Over the past few years, there have been numerous efforts in state legislatures and the federal government surrounding pay transparency. Most of these efforts seem to be indicating that more transparency about wages will help to alleviate wage discrimination in general and the "gender pay gap" in particular. I’ve written recently about the problems with some of the studies of the gender pay gap here.
Several states have passed, or tried to pass laws that would require employers to include a great deal of information in job postings; prohibit asking candidates about current or past salaries, and require more information be included on pay stubs. All of them purport to aid in informing employees about their pay, method of pay, etc., so they might know if they’re being discriminated against in pay practices. Having been in HR for more than 25 years, I’ve encountered very few employees who don’t know what their rate of pay is, or how they’re paid. None of these efforts have adequately explained how these laws will aid in preventing wage discrimination.
And then there’s the EEOC and the new requirements for the EEO-1 reports (see here about half-way into the post). The agency states that this massive collection of aggregate data will "alert" business to possible wage discrimination and encourage them to correct it, and will help the EEOC to target businesses for "review" of their pay practices. In my earlier post, I quote the US Chamber’s response. In essence, there’s no way that the collection and analyses of the data that will be collected in this effort will accomplish anything useful. The categories the EEOC will use will require wildly disparate jobs to be lumped together, with no real consideration for the many factors that go into decisions about pay. If anything, I believe, as many others do, that the use and publication of this mass of data will only cause confusion, misinterpretation and will further muddy the waters.
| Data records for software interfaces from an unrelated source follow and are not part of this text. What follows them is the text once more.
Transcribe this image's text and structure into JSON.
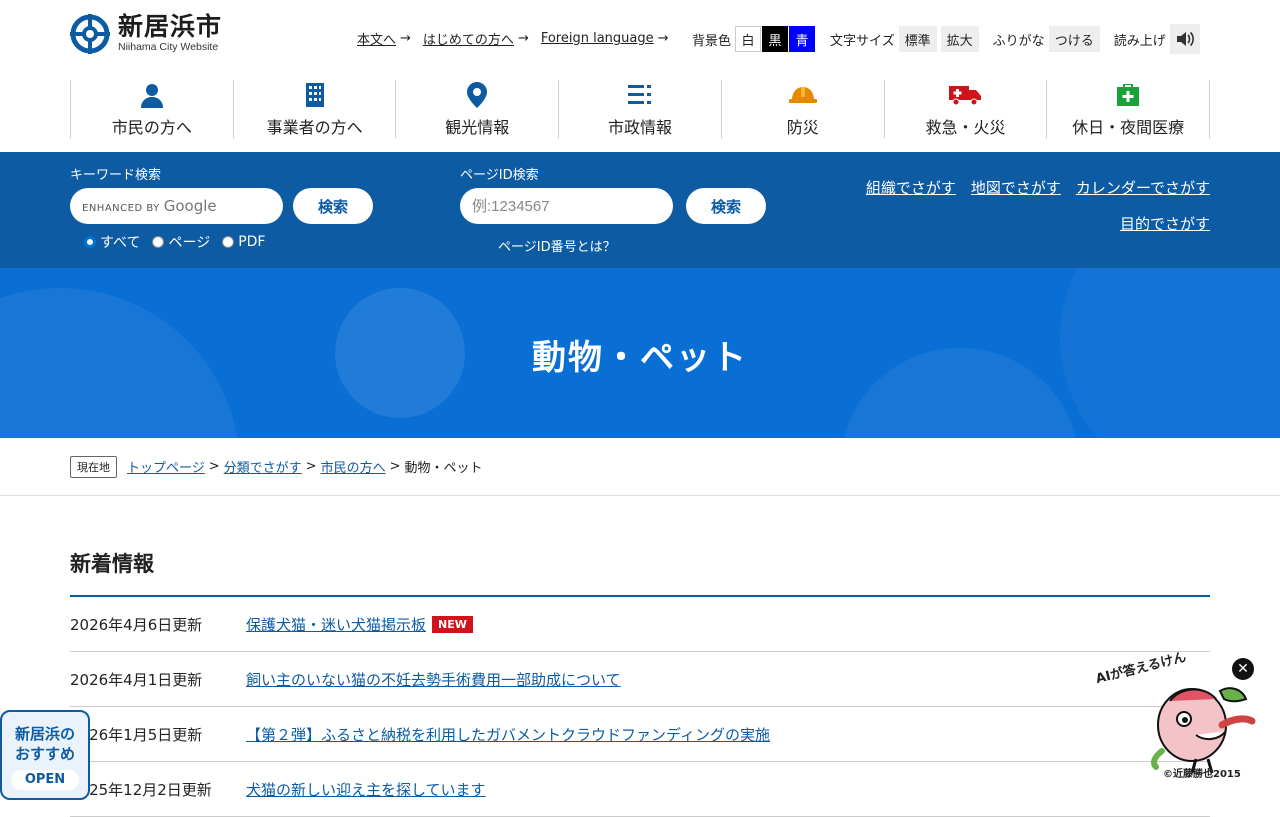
{
  "site": {
    "name_ja": "新居浜市",
    "name_en": "Niihama City Website"
  },
  "toplinks": [
    {
      "label": "本文へ"
    },
    {
      "label": "はじめての方へ"
    },
    {
      "label": "Foreign language"
    }
  ],
  "tools": {
    "bg_label": "背景色",
    "bg_options": [
      "白",
      "黒",
      "青"
    ],
    "font_label": "文字サイズ",
    "font_options": [
      "標準",
      "拡大"
    ],
    "furigana_label": "ふりがな",
    "furigana_button": "つける",
    "read_label": "読み上げ",
    "read_icon": "speaker-icon"
  },
  "gnav": [
    {
      "label": "市民の方へ",
      "icon": "person-icon",
      "color": "#0d5ba3"
    },
    {
      "label": "事業者の方へ",
      "icon": "building-icon",
      "color": "#0d5ba3"
    },
    {
      "label": "観光情報",
      "icon": "map-pin-icon",
      "color": "#0d5ba3"
    },
    {
      "label": "市政情報",
      "icon": "list-icon",
      "color": "#0d5ba3"
    },
    {
      "label": "防災",
      "icon": "helmet-icon",
      "color": "#e58a00"
    },
    {
      "label": "救急・火災",
      "icon": "ambulance-icon",
      "color": "#d0121b"
    },
    {
      "label": "休日・夜間医療",
      "icon": "medical-kit-icon",
      "color": "#1aa23a"
    }
  ],
  "search": {
    "keyword_label": "キーワード検索",
    "keyword_brand_small": "ENHANCED BY",
    "keyword_brand": "Google",
    "search_button": "検索",
    "radios": [
      {
        "label": "すべて",
        "checked": true
      },
      {
        "label": "ページ",
        "checked": false
      },
      {
        "label": "PDF",
        "checked": false
      }
    ],
    "pageid_label": "ページID検索",
    "pageid_placeholder": "例:1234567",
    "pageid_button": "検索",
    "pageid_help": "ページID番号とは？",
    "links": [
      "組織でさがす",
      "地図でさがす",
      "カレンダーでさがす",
      "目的でさがす"
    ]
  },
  "hero": {
    "title": "動物・ペット"
  },
  "breadcrumb": {
    "here_label": "現在地",
    "items": [
      "トップページ",
      "分類でさがす",
      "市民の方へ"
    ],
    "current": "動物・ペット"
  },
  "news": {
    "heading": "新着情報",
    "new_badge": "NEW",
    "items": [
      {
        "date": "2026年4月6日更新",
        "title": "保護犬猫・迷い犬猫掲示板",
        "is_new": true
      },
      {
        "date": "2026年4月1日更新",
        "title": "飼い主のいない猫の不妊去勢手術費用一部助成について",
        "is_new": false
      },
      {
        "date": "2026年1月5日更新",
        "title": "【第２弾】ふるさと納税を利用したガバメントクラウドファンディングの実施",
        "is_new": false
      },
      {
        "date": "2025年12月2日更新",
        "title": "犬猫の新しい迎え主を探しています",
        "is_new": false
      }
    ]
  },
  "widgets": {
    "recommend_line1": "新居浜の",
    "recommend_line2": "おすすめ",
    "recommend_open": "OPEN",
    "ai_caption": "AIが答えるけん",
    "ai_copyright": "©近藤勝也2015",
    "ai_close_icon": "close-icon"
  },
  "colors": {
    "primary": "#0d5ba3",
    "hero": "#0a6fd4",
    "new_badge": "#d0121b"
  }
}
Now comes a survey that presents some very interesting data. A Point Taken-Marist survey shows that more than 70% of Americans do not think employers should be required to publish employee salaries, either internally or externally, and about 66% said they would not want their pay disclosed to anyone! Furthermore, 58% say that if private companies make salaries public "it will increase conflict among employees within the company." Well, that certainly raises some issues with the EEOC’s collection of data!
As an HR pro, I believe that businesses should be more upfront about what a position pays – at least the range – when recruiting. It would certainly make more sense for candidates to select in or out based on that information rather than waste everyone’s time. One cannot always surmise the general rate of pay from a posting’s job title or description. And, I also believe that a candidate’s current or past salary should have limited application in determining what salary will be offered. While knowing past salary can help an employer determine the level of experience, responsibility, etc. the person had in previous jobs, it really shouldn’t factor into what that employer will now pay – the business’s salary budget, the scope of the job, and the value of the position to the business should play more of a role than the candidate’s pay history. Having said that, I don’t believe that legislating the issue will be helpful.
So, whether pay transparency is good or not, depends on whom you ask.